"I believe it will result in less condom use and more infections," cautioned AIDS Healthcare Foundation President Michael Weinstein. "There's no reason for somebody to use condoms if they are taking this medication. They wouldn't be taking heavy-duty chemotherapy if they intended to practice safe sex."
But most other advocates applauded the committee's decision.
"It is easy, but somewhat naive, to say that people should just try harder to use condoms to prevent HIV," Project Inform Executive Director Dana Van Gorder said. "We must give people at risk for HIV the ability to choose for themselves which proven prevention methods are most likely to respond to their needs in the effort to remain HIV-negative."
Project Inform and a coalition of other advocacy groups urged the Centers for Disease Control and Prevention and other public health agencies to quickly issue guidance on the appropriate use of Truvada PrEP for different populations. They also stressed the need for demonstration projects - like one currently in the works in San Francisco - to study real-world PrEP use in high-risk groups such as young black gay men.
"After more than a decade of research we are tantalizingly close to having the first new effective HIV prevention tool in 30 years," stated Project Inform research director David Evans. "We must deploy it as quickly, but safely, as possible."
"We can now envision the end of AIDS transmission in the world," iPrEx principal investigator Robert Grant told the B.A.R. , "not just because of PrEP, but because of the combination of different ways we can offer for helping people stay free of HIV."
The FDA is expected to make a decision about approval of Truvada PrEP by June 15; the agency is not required to follow committee recommendations, but it usually does so.
Other FDA action
Last week was a big week for Gilead, as the Antiviral Drugs Advisory Committee also approved the company's latest all-in-one antiretroviral regimen, known as the Quad. A final decision in expected by late summer.

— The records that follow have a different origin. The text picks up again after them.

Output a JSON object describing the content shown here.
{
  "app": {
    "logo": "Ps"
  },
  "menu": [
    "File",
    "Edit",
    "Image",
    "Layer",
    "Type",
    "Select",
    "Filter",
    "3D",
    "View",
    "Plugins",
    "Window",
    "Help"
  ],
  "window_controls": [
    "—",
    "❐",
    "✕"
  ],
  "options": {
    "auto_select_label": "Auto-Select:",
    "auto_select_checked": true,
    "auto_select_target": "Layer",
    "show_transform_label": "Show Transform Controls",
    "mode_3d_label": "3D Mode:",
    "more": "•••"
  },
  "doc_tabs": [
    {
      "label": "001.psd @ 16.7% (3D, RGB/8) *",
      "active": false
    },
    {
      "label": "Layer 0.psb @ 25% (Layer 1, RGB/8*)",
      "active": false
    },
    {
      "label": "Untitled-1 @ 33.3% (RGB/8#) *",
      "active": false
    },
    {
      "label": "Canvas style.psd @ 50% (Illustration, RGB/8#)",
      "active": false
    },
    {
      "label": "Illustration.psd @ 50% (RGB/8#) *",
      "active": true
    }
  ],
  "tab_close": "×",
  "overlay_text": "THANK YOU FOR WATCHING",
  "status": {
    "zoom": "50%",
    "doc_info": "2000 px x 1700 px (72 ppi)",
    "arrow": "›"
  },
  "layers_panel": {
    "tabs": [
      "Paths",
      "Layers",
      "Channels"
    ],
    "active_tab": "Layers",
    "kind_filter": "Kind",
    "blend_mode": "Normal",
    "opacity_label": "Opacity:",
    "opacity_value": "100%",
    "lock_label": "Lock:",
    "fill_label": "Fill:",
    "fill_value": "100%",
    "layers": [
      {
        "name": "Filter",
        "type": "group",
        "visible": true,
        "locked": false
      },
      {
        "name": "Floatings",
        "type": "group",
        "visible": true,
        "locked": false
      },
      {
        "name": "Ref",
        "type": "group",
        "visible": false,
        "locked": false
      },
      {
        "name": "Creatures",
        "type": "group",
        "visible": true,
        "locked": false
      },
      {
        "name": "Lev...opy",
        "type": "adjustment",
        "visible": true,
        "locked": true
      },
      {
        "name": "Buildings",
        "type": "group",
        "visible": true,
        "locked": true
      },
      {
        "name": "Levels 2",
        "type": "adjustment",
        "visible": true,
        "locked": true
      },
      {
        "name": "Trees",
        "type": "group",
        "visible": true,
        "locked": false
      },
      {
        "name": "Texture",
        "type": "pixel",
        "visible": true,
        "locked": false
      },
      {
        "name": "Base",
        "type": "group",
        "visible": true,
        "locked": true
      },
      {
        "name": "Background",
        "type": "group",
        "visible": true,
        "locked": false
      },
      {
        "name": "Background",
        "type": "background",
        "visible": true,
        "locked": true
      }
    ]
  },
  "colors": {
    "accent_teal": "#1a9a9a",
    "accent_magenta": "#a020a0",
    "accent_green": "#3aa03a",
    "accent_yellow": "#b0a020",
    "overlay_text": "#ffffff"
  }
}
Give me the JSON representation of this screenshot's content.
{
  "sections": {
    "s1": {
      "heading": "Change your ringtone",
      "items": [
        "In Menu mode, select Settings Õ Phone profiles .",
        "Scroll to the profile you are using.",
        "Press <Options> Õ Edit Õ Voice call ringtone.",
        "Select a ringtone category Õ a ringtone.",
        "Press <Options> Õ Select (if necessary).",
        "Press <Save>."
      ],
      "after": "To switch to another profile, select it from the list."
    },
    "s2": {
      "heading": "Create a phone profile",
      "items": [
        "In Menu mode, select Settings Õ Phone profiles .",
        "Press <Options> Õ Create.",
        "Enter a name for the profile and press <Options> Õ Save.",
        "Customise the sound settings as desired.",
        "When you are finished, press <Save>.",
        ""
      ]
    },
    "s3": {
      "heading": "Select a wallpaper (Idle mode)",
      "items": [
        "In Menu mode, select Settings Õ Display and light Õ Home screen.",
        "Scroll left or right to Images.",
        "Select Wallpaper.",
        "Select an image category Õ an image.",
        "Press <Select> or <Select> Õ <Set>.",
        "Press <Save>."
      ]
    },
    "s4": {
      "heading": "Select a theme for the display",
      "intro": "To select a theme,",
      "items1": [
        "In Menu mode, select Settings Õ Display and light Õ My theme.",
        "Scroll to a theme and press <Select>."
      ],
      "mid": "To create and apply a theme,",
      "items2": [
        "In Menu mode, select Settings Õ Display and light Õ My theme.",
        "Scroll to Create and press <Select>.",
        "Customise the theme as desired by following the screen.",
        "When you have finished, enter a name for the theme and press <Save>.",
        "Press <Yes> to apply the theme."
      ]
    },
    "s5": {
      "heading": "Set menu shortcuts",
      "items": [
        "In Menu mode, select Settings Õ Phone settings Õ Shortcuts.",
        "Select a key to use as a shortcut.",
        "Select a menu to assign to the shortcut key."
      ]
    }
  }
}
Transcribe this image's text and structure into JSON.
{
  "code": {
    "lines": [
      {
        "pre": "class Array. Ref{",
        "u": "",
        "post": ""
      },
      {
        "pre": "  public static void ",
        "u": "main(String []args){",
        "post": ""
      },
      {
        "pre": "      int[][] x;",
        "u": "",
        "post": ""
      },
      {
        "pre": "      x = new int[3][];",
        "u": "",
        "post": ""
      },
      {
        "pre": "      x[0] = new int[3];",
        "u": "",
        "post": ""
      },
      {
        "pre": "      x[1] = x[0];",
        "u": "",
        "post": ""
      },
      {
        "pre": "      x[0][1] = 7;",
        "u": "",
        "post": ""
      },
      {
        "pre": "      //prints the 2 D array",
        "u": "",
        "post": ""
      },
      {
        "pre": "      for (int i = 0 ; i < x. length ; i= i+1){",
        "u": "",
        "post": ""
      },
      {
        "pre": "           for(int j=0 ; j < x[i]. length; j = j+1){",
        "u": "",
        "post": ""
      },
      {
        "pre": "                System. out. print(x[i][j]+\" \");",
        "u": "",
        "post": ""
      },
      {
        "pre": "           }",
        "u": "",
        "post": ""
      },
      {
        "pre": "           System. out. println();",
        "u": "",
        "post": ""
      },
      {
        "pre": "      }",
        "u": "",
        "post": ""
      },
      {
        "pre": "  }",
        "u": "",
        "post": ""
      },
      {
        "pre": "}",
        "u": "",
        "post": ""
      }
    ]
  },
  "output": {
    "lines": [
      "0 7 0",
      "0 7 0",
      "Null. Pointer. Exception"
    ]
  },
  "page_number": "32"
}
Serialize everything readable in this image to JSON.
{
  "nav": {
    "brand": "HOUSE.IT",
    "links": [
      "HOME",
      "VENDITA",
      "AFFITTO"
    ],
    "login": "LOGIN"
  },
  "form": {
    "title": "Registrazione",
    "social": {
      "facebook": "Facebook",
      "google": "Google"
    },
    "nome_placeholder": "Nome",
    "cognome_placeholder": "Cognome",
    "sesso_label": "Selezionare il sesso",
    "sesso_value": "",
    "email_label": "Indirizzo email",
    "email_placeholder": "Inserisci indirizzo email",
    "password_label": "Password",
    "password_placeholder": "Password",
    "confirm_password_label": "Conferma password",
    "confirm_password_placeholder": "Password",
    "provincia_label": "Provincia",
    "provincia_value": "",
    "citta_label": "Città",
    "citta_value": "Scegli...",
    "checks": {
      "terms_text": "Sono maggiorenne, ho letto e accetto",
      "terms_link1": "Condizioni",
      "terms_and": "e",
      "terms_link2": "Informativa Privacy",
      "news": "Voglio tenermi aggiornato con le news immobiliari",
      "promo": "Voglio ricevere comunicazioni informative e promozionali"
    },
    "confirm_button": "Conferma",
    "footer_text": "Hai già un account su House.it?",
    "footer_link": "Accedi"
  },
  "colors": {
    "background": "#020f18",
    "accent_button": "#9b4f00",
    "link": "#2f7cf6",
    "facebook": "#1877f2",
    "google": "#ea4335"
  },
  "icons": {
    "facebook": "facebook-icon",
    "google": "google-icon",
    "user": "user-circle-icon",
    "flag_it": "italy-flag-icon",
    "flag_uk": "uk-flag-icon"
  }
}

Clinical studies showed that the Quad - which contains the integrase inhibitor elvitegravir, the new "booster" cobicistat, and tenofovir/emtricitabine - was as effective as the widely used Atripla pill (also made by Gilead) and the popular protease inhibitor atazanavir (Bristol-Myers Squibb's Reyataz), but caused fewer side effects. Some experts, however, worry about possible kidney toxicity from cobicistat, especially when used in combination with tenofovir.
In related news, the FDA's Blood Products Advisory Committee on Monday, May 14 unanimously recommended approval of the OraQuick In-Home HIV Test. If granted final approval, it will be the first over-the-counter HIV test that can be used without participation of medical professionals or trained counselors. (A currently available test allows people to take a sample at home and send it to a laboratory for analysis; the new test will provide results directly.)
Committee members expressed concern about false-negative and false-positive results, but ultimately decided that the test was safe and effective, and that the benefits of more people learning their HIV status outweigh the potential risks.